  • Seattle City Council passes $275 employee tax

Seattle City Council passes $275 employee tax

On Monday, the city voted unanimously "to tax the city's largest employers to help address homelessness", write Daniel Beekman and Matt Day in the Seattle Times, but the unanimous vote did not come without considerable strife. Supporters initially called for employers that earn $20 million or more in revenue to pay $500 per employee per year, or about 26 cents per employee hour worked. The tax would end after five years unless renewed by the city.

Seattle's City Council passed a new tax Monday.

Former CKE Restaurants CEO Andy Puzder on Amazon's "disappointment" over the passing of Seattle's new head tax.

The council reached the decision after a weekend of haggling between council members and Mayor Jenny Durkan, who threatened to veto the originally proposed $500 tax per employee.

The money raised supposedly will help Seattle cope with its homelessness crisis, but in squeezing the tech industry, the progressives on the City Council have forgotten something: If you tax something, you risk getting less of it, and certainly fewer jobs isn't the answer to helping the city's homeless.

Unlike the previous proposal, the final tax plan does not require the head tax to transition to a payroll tax. The city says it will use the new funds to combat homelessness. "While we have resumed construction planning for Block 18, we remain very apprehensive about the future created by the council's hostile approach and rhetoric toward larger businesses, which forces us to question our growth here". The business community also fought the city on a legally dubious income tax in 2016. It should reexamine existing programs meant to help the homeless and make sure they are working.

"The battle lines on this issue were more starkly drawn than they have been on numerous other progressive issues that the Seattle city council has pushed in recent years", Nelson told TheDCNF, adding the head tax drew opposition from many divergent interests in the city.

John Kelly, the coffee company's senior vice president of Global Public Affairs and Social Impact, thinks in a similar fashion as that of Herdener, and has said the city "continues to spend without reforming and fail without accountability, while ignoring the plight of hundreds of children sleeping outside".

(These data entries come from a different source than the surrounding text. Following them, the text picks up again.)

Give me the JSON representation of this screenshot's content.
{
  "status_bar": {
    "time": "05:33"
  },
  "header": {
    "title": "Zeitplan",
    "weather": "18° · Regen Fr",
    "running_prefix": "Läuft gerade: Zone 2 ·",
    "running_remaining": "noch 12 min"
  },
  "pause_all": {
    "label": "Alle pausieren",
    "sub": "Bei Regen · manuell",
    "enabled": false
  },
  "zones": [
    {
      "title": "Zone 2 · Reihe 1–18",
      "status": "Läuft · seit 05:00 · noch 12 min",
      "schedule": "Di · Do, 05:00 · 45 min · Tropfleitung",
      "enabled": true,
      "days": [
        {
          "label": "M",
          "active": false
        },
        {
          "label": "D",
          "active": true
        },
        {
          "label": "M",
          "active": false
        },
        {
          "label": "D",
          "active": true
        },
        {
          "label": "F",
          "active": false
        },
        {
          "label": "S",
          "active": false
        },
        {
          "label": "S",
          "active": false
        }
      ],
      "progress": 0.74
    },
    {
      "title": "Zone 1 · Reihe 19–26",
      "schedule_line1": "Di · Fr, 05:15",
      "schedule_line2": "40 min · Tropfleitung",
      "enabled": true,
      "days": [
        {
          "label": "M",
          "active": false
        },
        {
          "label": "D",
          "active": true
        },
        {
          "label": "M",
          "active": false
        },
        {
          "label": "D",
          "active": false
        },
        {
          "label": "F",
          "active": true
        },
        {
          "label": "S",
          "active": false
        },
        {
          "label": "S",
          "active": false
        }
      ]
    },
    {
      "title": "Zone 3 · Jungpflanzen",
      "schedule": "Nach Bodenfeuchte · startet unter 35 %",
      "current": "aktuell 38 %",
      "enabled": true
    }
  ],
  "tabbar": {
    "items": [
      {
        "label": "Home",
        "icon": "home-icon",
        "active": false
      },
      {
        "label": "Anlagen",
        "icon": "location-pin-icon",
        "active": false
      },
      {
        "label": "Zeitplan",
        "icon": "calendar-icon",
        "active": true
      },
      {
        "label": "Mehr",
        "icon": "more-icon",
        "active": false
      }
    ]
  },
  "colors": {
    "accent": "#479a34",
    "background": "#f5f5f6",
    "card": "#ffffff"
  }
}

However, Councilmember Kshama Sawant found fault with the amended proposal's inclusion of a five-year sunset clause. The vice president also questioned possible growth with the new tax burden.

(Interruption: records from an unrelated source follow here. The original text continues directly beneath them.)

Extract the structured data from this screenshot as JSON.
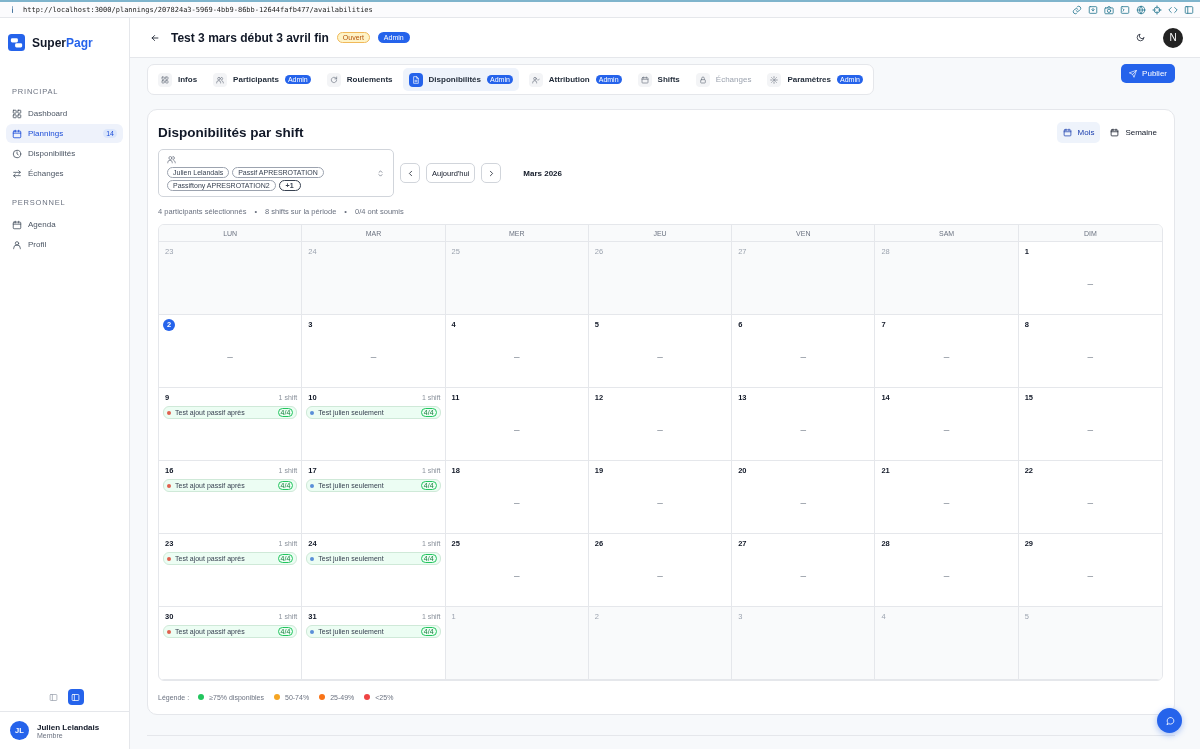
{
  "browser": {
    "url": "http://localhost:3000/plannings/207824a3-5969-4bb9-86bb-12644fafb477/availabilities"
  },
  "brand": {
    "lead": "Super",
    "accent": "Pagr"
  },
  "sidebar": {
    "sections": [
      {
        "title": "PRINCIPAL",
        "items": [
          {
            "label": "Dashboard",
            "selected": false
          },
          {
            "label": "Plannings",
            "selected": true,
            "badge": "14"
          },
          {
            "label": "Disponibilités",
            "selected": false
          },
          {
            "label": "Échanges",
            "selected": false
          }
        ]
      },
      {
        "title": "PERSONNEL",
        "items": [
          {
            "label": "Agenda",
            "selected": false
          },
          {
            "label": "Profil",
            "selected": false
          }
        ]
      }
    ],
    "layout_toggles": [
      {
        "selected": false
      },
      {
        "selected": true
      }
    ],
    "user": {
      "initials": "JL",
      "name": "Julien Lelandais",
      "role": "Membre"
    }
  },
  "header": {
    "title": "Test 3 mars début 3 avril fin",
    "status": "Ouvert",
    "role_badge": "Admin",
    "avatar": "N"
  },
  "tabs": [
    {
      "label": "Infos",
      "selected": false,
      "disabled": false
    },
    {
      "label": "Participants",
      "badge": "Admin",
      "selected": false,
      "disabled": false
    },
    {
      "label": "Roulements",
      "selected": false,
      "disabled": false
    },
    {
      "label": "Disponibilités",
      "badge": "Admin",
      "selected": true,
      "disabled": false
    },
    {
      "label": "Attribution",
      "badge": "Admin",
      "selected": false,
      "disabled": false
    },
    {
      "label": "Shifts",
      "selected": false,
      "disabled": false
    },
    {
      "label": "Échanges",
      "selected": false,
      "disabled": true
    },
    {
      "label": "Paramètres",
      "badge": "Admin",
      "selected": false,
      "disabled": false
    }
  ],
  "publish_button": "Publier",
  "card": {
    "title": "Disponibilités par shift",
    "views": [
      {
        "label": "Mois",
        "selected": true
      },
      {
        "label": "Semaine",
        "selected": false
      }
    ],
    "participants": [
      {
        "label": "Julien Lelandais",
        "kind": "chip"
      },
      {
        "label": "Passif APRESROTATION",
        "kind": "chip"
      },
      {
        "label": "Passiftony APRESROTATION2",
        "kind": "chip"
      },
      {
        "label": "+1",
        "kind": "more"
      }
    ],
    "today_button": "Aujourd'hui",
    "period": "Mars 2026",
    "stats": [
      "4 participants sélectionnés",
      "•",
      "8 shifts sur la période",
      "•",
      "0/4 ont soumis"
    ],
    "calendar": {
      "weekdays": [
        "LUN",
        "MAR",
        "MER",
        "JEU",
        "VEN",
        "SAM",
        "DIM"
      ],
      "weeks": [
        [
          {
            "day": "23",
            "in_month": false,
            "today": false
          },
          {
            "day": "24",
            "in_month": false,
            "today": false
          },
          {
            "day": "25",
            "in_month": false,
            "today": false
          },
          {
            "day": "26",
            "in_month": false,
            "today": false
          },
          {
            "day": "27",
            "in_month": false,
            "today": false
          },
          {
            "day": "28",
            "in_month": false,
            "today": false
          },
          {
            "day": "1",
            "in_month": true,
            "today": false,
            "empty_mark": "–"
          }
        ],
        [
          {
            "day": "2",
            "in_month": true,
            "today": true,
            "empty_mark": "–"
          },
          {
            "day": "3",
            "in_month": true,
            "today": false,
            "empty_mark": "–"
          },
          {
            "day": "4",
            "in_month": true,
            "today": false,
            "empty_mark": "–"
          },
          {
            "day": "5",
            "in_month": true,
            "today": false,
            "empty_mark": "–"
          },
          {
            "day": "6",
            "in_month": true,
            "today": false,
            "empty_mark": "–"
          },
          {
            "day": "7",
            "in_month": true,
            "today": false,
            "empty_mark": "–"
          },
          {
            "day": "8",
            "in_month": true,
            "today": false,
            "empty_mark": "–"
          }
        ],
        [
          {
            "day": "9",
            "in_month": true,
            "today": false,
            "count": "1 shift",
            "events": [
              {
                "title": "Test ajout passif après",
                "color": "#e0604e",
                "ratio": "4/4"
              }
            ]
          },
          {
            "day": "10",
            "in_month": true,
            "today": false,
            "count": "1 shift",
            "events": [
              {
                "title": "Test julien seulement",
                "color": "#5a8fd8",
                "ratio": "4/4"
              }
            ]
          },
          {
            "day": "11",
            "in_month": true,
            "today": false,
            "empty_mark": "–"
          },
          {
            "day": "12",
            "in_month": true,
            "today": false,
            "empty_mark": "–"
          },
          {
            "day": "13",
            "in_month": true,
            "today": false,
            "empty_mark": "–"
          },
          {
            "day": "14",
            "in_month": true,
            "today": false,
            "empty_mark": "–"
          },
          {
            "day": "15",
            "in_month": true,
            "today": false,
            "empty_mark": "–"
          }
        ],
        [
          {
            "day": "16",
            "in_month": true,
            "today": false,
            "count": "1 shift",
            "events": [
              {
                "title": "Test ajout passif après",
                "color": "#e0604e",
                "ratio": "4/4"
              }
            ]
          },
          {
            "day": "17",
            "in_month": true,
            "today": false,
            "count": "1 shift",
            "events": [
              {
                "title": "Test julien seulement",
                "color": "#5a8fd8",
                "ratio": "4/4"
              }
            ]
          },
          {
            "day": "18",
            "in_month": true,
            "today": false,
            "empty_mark": "–"
          },
          {
            "day": "19",
            "in_month": true,
            "today": false,
            "empty_mark": "–"
          },
          {
            "day": "20",
            "in_month": true,
            "today": false,
            "empty_mark": "–"
          },
          {
            "day": "21",
            "in_month": true,
            "today": false,
            "empty_mark": "–"
          },
          {
            "day": "22",
            "in_month": true,
            "today": false,
            "empty_mark": "–"
          }
        ],
        [
          {
            "day": "23",
            "in_month": true,
            "today": false,
            "count": "1 shift",
            "events": [
              {
                "title": "Test ajout passif après",
                "color": "#e0604e",
                "ratio": "4/4"
              }
            ]
          },
          {
            "day": "24",
            "in_month": true,
            "today": false,
            "count": "1 shift",
            "events": [
              {
                "title": "Test julien seulement",
                "color": "#5a8fd8",
                "ratio": "4/4"
              }
            ]
          },
          {
            "day": "25",
            "in_month": true,
            "today": false,
            "empty_mark": "–"
          },
          {
            "day": "26",
            "in_month": true,
            "today": false,
            "empty_mark": "–"
          },
          {
            "day": "27",
            "in_month": true,
            "today": false,
            "empty_mark": "–"
          },
          {
            "day": "28",
            "in_month": true,
            "today": false,
            "empty_mark": "–"
          },
          {
            "day": "29",
            "in_month": true,
            "today": false,
            "empty_mark": "–"
          }
        ],
        [
          {
            "day": "30",
            "in_month": true,
            "today": false,
            "count": "1 shift",
            "events": [
              {
                "title": "Test ajout passif après",
                "color": "#e0604e",
                "ratio": "4/4"
              }
            ]
          },
          {
            "day": "31",
            "in_month": true,
            "today": false,
            "count": "1 shift",
            "events": [
              {
                "title": "Test julien seulement",
                "color": "#5a8fd8",
                "ratio": "4/4"
              }
            ]
          },
          {
            "day": "1",
            "in_month": false,
            "today": false
          },
          {
            "day": "2",
            "in_month": false,
            "today": false
          },
          {
            "day": "3",
            "in_month": false,
            "today": false
          },
          {
            "day": "4",
            "in_month": false,
            "today": false
          },
          {
            "day": "5",
            "in_month": false,
            "today": false
          }
        ]
      ]
    },
    "legend": {
      "title": "Légende :",
      "items": [
        {
          "label": "≥75% disponibles",
          "color": "#22c55e"
        },
        {
          "label": "50-74%",
          "color": "#f5a524"
        },
        {
          "label": "25-49%",
          "color": "#f97316"
        },
        {
          "label": "<25%",
          "color": "#ef4444"
        }
      ]
    }
  }
}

He said Seattle "does not have a revenue problem — it has a spending efficiency problem".

"This not just an Amazon tax, this is a tax on these family owned grocers, and stores like..." The lower rate is expected to generate $47 million a year.

Matt Dubin, attorney and candidate for State Representative in the 36 district, said the tax proposal will do little to solve the homelessness problem but would further divide the community. The Seattle region had the third-highest number of homeless people in the USA and saw 169 homeless deaths previous year.